President Barack Obama faced perhaps his toughest and most direct question ever on the H-1B program by a Texas woman during an online town hall Monday.
The woman, Jennifer Weddel, was polite and direct but tenacious in getting the president to reveal some of his views about the H-1B program when she asked: "Why does the government continue to issue and extend H-1b visas when there are tons of Americans just like my husband with no job?" Her husband is a semiconductor engineer.
Weddel succeeded in getting Obama to acknowledge that there should be limits to the H-1B program.
The visa "should be reserved only for those companies that say they cannot find somebody in that particular field," Obama said.

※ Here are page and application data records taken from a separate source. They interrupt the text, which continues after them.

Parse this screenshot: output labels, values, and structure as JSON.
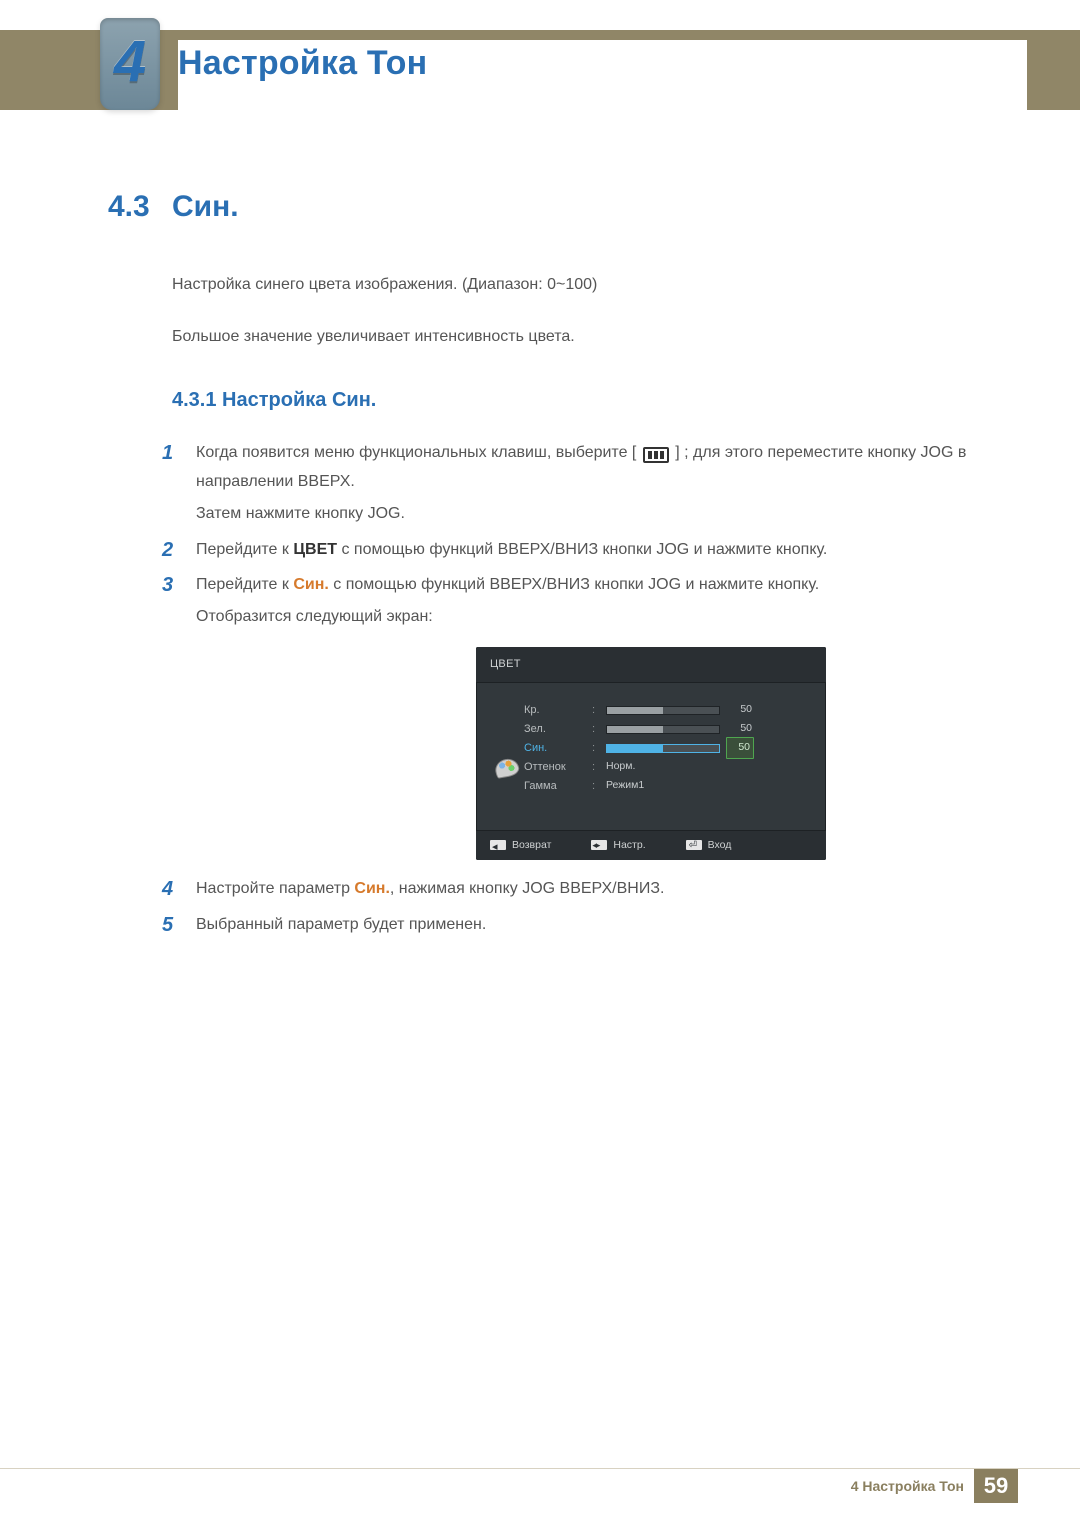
{
  "header": {
    "chapter_number": "4",
    "chapter_title": "Настройка Тон"
  },
  "section": {
    "number": "4.3",
    "title": "Син."
  },
  "intro": {
    "p1": "Настройка синего цвета изображения. (Диапазон: 0~100)",
    "p2": "Большое значение увеличивает интенсивность цвета."
  },
  "subsection": {
    "number": "4.3.1",
    "title": "Настройка Син."
  },
  "steps": {
    "s1": {
      "num": "1",
      "frag_a": "Когда появится меню функциональных клавиш, выберите [",
      "frag_b": "] ; для этого переместите кнопку JOG в направлении ВВЕРХ.",
      "line2": "Затем нажмите кнопку JOG."
    },
    "s2": {
      "num": "2",
      "pre": "Перейдите к ",
      "bold": "ЦВЕТ",
      "post": " с помощью функций ВВЕРХ/ВНИЗ кнопки JOG и нажмите кнопку."
    },
    "s3": {
      "num": "3",
      "pre": "Перейдите к ",
      "bold": "Син.",
      "post": " с помощью функций ВВЕРХ/ВНИЗ кнопки JOG и нажмите кнопку.",
      "line2": "Отобразится следующий экран:"
    },
    "s4": {
      "num": "4",
      "pre": "Настройте параметр ",
      "bold": "Син.",
      "post": ", нажимая кнопку JOG ВВЕРХ/ВНИЗ."
    },
    "s5": {
      "num": "5",
      "text": "Выбранный параметр будет применен."
    }
  },
  "osd": {
    "title": "ЦВЕТ",
    "rows": {
      "r": {
        "label": "Кр.",
        "value": "50",
        "fill_pct": 50,
        "selected": false
      },
      "g": {
        "label": "Зел.",
        "value": "50",
        "fill_pct": 50,
        "selected": false
      },
      "b": {
        "label": "Син.",
        "value": "50",
        "fill_pct": 50,
        "selected": true
      },
      "tone": {
        "label": "Оттенок",
        "text_value": "Норм."
      },
      "gamma": {
        "label": "Гамма",
        "text_value": "Режим1"
      }
    },
    "footer": {
      "back": "Возврат",
      "adjust": "Настр.",
      "enter": "Вход"
    }
  },
  "footer": {
    "label": "4 Настройка Тон",
    "page": "59"
  }
}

The Obama administration has argued that the U.S. is in need of engineers, especially in high tech and has outlined a plan to train 10,000 new engineers.
Here's the transcript of the section involving Weddel's question to Obama's during Google+ Hangout session:
Weddel: My husband has an engineering degree with over 10 years of experience and he was laid off three years ago and has yet to find a permanent job in his field. My question to you is why does the government continue to issue and extend H-1b visas when there are tons of Americans just like my husband with no job?
Obama: Well, Jennifer, I don't know your husband's specialty but I can tell you that there is a huge demand around the country for engineers. Now, obviously, there are different kinds of engineers, so a civil engineer, for example, right now may not be getting as much work because we're not building our infrastructure as much as we should. Which is part of the reason why in the State of the Union I said let's put folks to work -- not just construction workers, but also engineers and architects -- rebuilding our schools and roads and our bridges and so on. Where you are see seeing a lot of specialized demand is in engineering that's related to the high-tech industries. Now what industry tells me is that they don't have enough highly skilled engineers. If your husband is in that field, then we should get his resume and I'll forward it to some of these companies that are telling me they can't find enough engineers in this field. So it's going to vary, but as a basic matter there is a huge demand for engineers around the country right now ...
Weddel: (breaking in) I understand that, but how, I mean, given the list that you're getting, we're not getting that. You said in the State of the Union address for business leaders to ask themselves what can they do to bring jobs back to America. But why do you think that the H-1b program is so popular with the corporations?
Obama: Jennifer, can I ask you what kind of engineer your husband is?
Weddel: He is a semiconductor engineer.
Obama: The, see, it is interesting to me, and I meant what I said if you send me your husband's resume I'd be interested in finding out exactly what's happening right there because the word we're getting is that somebody in that kind of high-tech field, that kind of engineer, should be able to find something right away. And the H-1bs should be reserved only for those companies who say they cannot find somebody in that particular field. So that wouldn't necessarily apply if in fact there are a lot of highly skilled American engineers in that position. I'd be interested in ... I will follow up on this because I'm interested in finding out and maybe we can get some information as to why your husband has been having trouble getting placed. We want to encourage more American engineers to be placed and that's part of the reason why it's so important for us to boost American manufacturing.
Weddel: I appreciate your response, Mr. President. I'll have to take you up on that, Thank you.
Patrick Thibodeau covers cloud computing and enterprise applications, outsourcing, government IT policies, data centers and IT workforce issues for Computerworld. Follow Patrick on Twitter at @DCgov or subscribe to Patrick's RSS feed. His e-mail address is email@example.com.
This story, "Obama confronted on H-1B use during Google+ hangout" was originally published by Computerworld.